Deputy U.S. Trade Representative Robert Holleyman said the new regulations, which would force technology vendors to Chinese banks to hand over secret source code and adopt Chinese encryption algorithms, ran counter to Beijing's moves to open its markets and economy.
"Our view is that it's a major barrier to trade," he said an event on trade in services.
"There's been engagement at the highest levels of the U.S. government and cabinet with Chinese counterparts asking for those (regulations) to be put on hold."
Holleyman said later it was "premature" to say whether the United States could challenge the rules at the World Trade Organization, but China had to consider its international commitments, including plans for an investment treaty with the United States. The rules are set to come into effect in mid-March.
"They have to look at their underlying needs but ensure but that when those are addressed (they) are not contrary to the type of trade commitment and liberalization of their market that they also want to achieve," he told reporters.
Holleyman is the former head of BSA The Software Alliance, one of more than a dozen U.S. business groups which have complained directly to Beijing about the rules and appealed to Washington to help overturn them.
All governments wanted to ensure secure transactions and the integrity of networks, but the best solution was to have globally competitive products and use the best technology available.
"The proposed mechanism is not the way to deal with that, rather the proposed mechanism primarily constitutes a trade barrier," he said.

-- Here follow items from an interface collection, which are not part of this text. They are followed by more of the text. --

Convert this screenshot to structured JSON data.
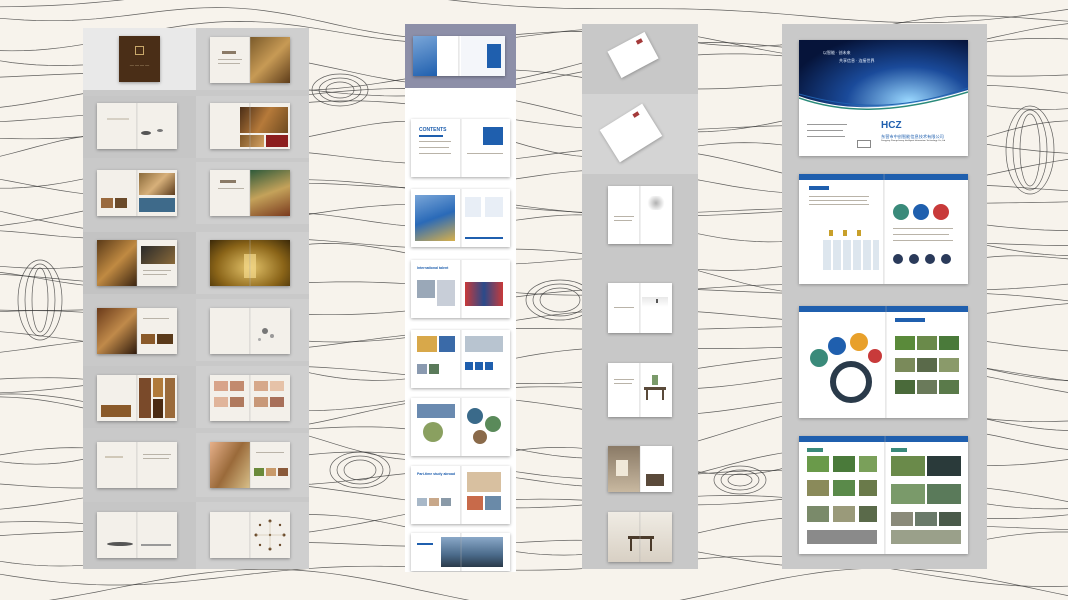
{
  "page": {
    "background": "#f7f3ec",
    "contour_color": "#2e2e2e"
  },
  "col1": {
    "name": "hotel-brochure-column",
    "accent": "#5b3a1e",
    "spreads": 15
  },
  "col2": {
    "name": "school-brochure-column",
    "accent": "#1f5fae",
    "texts": {
      "contents": "CONTENTS",
      "international": "International talent",
      "parttime": "Part-time study abroad"
    }
  },
  "col3": {
    "name": "minimal-interior-brochure-column",
    "accent": "#7a6a58"
  },
  "col4": {
    "name": "tech-company-brochure-column",
    "accent": "#1f5fae",
    "texts": {
      "company_cn": "东营市中创智能信息技术有限公司",
      "company_en": "Dongying Zhongchuang Intelligent Information Technology Co.,Ltd",
      "logo": "HCZ",
      "slogan_1": "以智能 · 创未来",
      "slogan_2": "共享信息 · 连接世界"
    }
  }
}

The United States was still awaiting an offer from China on the so-called negative list of sectors to be excluded from the investment treaty. This was expected "fairly soon," Holleyman said, but not before the Lunar New Year holidays, from Feb. 18-24. (Reporting by Krista Hughes; editing by Emily Stephenson and G Crosse)